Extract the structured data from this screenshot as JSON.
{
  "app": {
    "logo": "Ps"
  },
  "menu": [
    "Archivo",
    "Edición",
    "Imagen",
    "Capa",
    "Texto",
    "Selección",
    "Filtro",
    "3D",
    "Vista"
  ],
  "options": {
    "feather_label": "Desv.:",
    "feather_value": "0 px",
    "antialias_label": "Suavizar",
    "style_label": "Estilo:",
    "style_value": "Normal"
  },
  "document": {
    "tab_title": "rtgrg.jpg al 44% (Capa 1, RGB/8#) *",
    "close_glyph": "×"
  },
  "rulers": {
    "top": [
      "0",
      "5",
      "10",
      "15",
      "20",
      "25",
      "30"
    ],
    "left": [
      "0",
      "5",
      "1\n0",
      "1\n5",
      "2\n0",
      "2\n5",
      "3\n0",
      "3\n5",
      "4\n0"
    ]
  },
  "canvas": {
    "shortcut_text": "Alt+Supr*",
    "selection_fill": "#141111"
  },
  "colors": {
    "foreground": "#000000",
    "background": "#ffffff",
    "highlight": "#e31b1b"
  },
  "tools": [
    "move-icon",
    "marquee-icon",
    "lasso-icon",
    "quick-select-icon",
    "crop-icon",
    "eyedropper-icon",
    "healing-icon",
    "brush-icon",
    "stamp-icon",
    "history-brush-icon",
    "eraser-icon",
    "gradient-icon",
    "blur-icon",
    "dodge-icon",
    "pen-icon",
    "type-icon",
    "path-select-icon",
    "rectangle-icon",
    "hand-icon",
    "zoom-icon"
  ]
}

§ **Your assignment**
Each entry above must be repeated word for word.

§ **Worked solution**
Extract the structured data from this screenshot as JSON.
{
  "app": {
    "logo": "Ps"
  },
  "menu": [
    "Archivo",
    "Edición",
    "Imagen",
    "Capa",
    "Texto",
    "Selección",
    "Filtro",
    "3D",
    "Vista"
  ],
  "options": {
    "feather_label": "Desv.:",
    "feather_value": "0 px",
    "antialias_label": "Suavizar",
    "style_label": "Estilo:",
    "style_value": "Normal"
  },
  "document": {
    "tab_title": "rtgrg.jpg al 44% (Capa 1, RGB/8#) *",
    "close_glyph": "×"
  },
  "rulers": {
    "top": [
      "0",
      "5",
      "10",
      "15",
      "20",
      "25",
      "30"
    ],
    "left": [
      "0",
      "5",
      "1\n0",
      "1\n5",
      "2\n0",
      "2\n5",
      "3\n0",
      "3\n5",
      "4\n0"
    ]
  },
  "canvas": {
    "shortcut_text": "Alt+Supr*",
    "selection_fill": "#141111"
  },
  "colors": {
    "foreground": "#000000",
    "background": "#ffffff",
    "highlight": "#e31b1b"
  },
  "tools": [
    "move-icon",
    "marquee-icon",
    "lasso-icon",
    "quick-select-icon",
    "crop-icon",
    "eyedropper-icon",
    "healing-icon",
    "brush-icon",
    "stamp-icon",
    "history-brush-icon",
    "eraser-icon",
    "gradient-icon",
    "blur-icon",
    "dodge-icon",
    "pen-icon",
    "type-icon",
    "path-select-icon",
    "rectangle-icon",
    "hand-icon",
    "zoom-icon"
  ]
}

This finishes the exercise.